Upon the epitaxial crystallization of poly(9,9-di-n-octyl-2,7-fluorene) from prior smectic organization, originally dispersed carbon nanotubes were found to be segregated into noncrystalline regions in between stacked crystalline lamellae. Arrays of oriented nanotube bundles subsequently resulted upon the establishment of regular lamellar stacking. Dependent on the domain sizes of resultant composite crystals, these intercalated nanotube bundles continuously extended for several micrometers in a slightly wavy manner. When the stacking of crystalline lamellae of polymer matrix is less efficient, the separation between neighboring bundles become wider and less uniform. Upon the increase of the extent of undercooling, the lamellar stacking effectively arrested the migration of carbon nanotubes, and the decline of both bundles diameter and waviness was observed. Accordingly the stacking of crystalline lamellae emerges to serve as an adjustable template for organizing carbon nanotubes within thin film of conjugated polymers. The dispersion of carbon nanotubes within smectic phase modifies the ultraviolet absorption spectrum and also the packing symmetry of later developed crystal structure. The inevitably involved irregularity of backbone distortion manifests the prevalence of the favored attractive interactions between nanotubes and fluorene backbones, which is viewed to render the self-aggregation of nanotubes at domain boundaries less favorable.

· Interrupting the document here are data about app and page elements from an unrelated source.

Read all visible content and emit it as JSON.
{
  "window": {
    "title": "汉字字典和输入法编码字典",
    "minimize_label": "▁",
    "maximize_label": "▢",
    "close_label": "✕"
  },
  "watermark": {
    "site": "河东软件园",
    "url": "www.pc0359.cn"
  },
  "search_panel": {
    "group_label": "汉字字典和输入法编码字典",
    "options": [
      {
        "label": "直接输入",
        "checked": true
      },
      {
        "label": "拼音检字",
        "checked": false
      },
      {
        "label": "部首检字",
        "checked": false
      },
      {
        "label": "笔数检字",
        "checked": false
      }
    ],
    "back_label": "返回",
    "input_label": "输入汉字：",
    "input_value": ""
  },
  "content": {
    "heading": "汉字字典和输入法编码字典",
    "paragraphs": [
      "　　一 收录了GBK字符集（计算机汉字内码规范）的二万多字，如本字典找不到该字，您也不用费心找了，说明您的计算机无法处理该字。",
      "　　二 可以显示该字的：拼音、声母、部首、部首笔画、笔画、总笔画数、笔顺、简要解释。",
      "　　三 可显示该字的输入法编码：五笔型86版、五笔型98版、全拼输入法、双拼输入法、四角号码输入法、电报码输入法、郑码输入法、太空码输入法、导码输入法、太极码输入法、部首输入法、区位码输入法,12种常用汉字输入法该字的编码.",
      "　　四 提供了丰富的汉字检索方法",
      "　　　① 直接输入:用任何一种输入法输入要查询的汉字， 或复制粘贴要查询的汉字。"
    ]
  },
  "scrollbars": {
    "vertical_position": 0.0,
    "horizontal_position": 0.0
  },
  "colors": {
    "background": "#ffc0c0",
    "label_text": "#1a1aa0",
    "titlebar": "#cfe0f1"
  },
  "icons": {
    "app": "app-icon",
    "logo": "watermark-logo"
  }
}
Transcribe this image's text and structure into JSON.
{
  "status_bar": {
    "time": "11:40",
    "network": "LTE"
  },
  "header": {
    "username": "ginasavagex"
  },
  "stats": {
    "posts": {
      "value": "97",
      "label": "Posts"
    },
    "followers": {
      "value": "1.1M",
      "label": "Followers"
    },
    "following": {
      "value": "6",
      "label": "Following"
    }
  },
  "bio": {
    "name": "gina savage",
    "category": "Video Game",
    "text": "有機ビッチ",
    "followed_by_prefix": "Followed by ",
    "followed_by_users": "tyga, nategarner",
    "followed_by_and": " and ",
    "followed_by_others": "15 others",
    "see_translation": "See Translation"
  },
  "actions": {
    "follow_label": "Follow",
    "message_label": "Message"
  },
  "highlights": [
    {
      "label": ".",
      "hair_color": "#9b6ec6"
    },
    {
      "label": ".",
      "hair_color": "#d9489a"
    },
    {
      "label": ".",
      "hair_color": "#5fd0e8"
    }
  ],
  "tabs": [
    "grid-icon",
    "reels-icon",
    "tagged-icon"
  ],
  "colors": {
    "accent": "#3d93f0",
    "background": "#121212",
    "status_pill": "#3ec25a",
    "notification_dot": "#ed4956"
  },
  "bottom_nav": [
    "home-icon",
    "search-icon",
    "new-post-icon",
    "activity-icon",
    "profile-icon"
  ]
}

All Science Journal Classification (ASJC) codes
- Materials Science(all)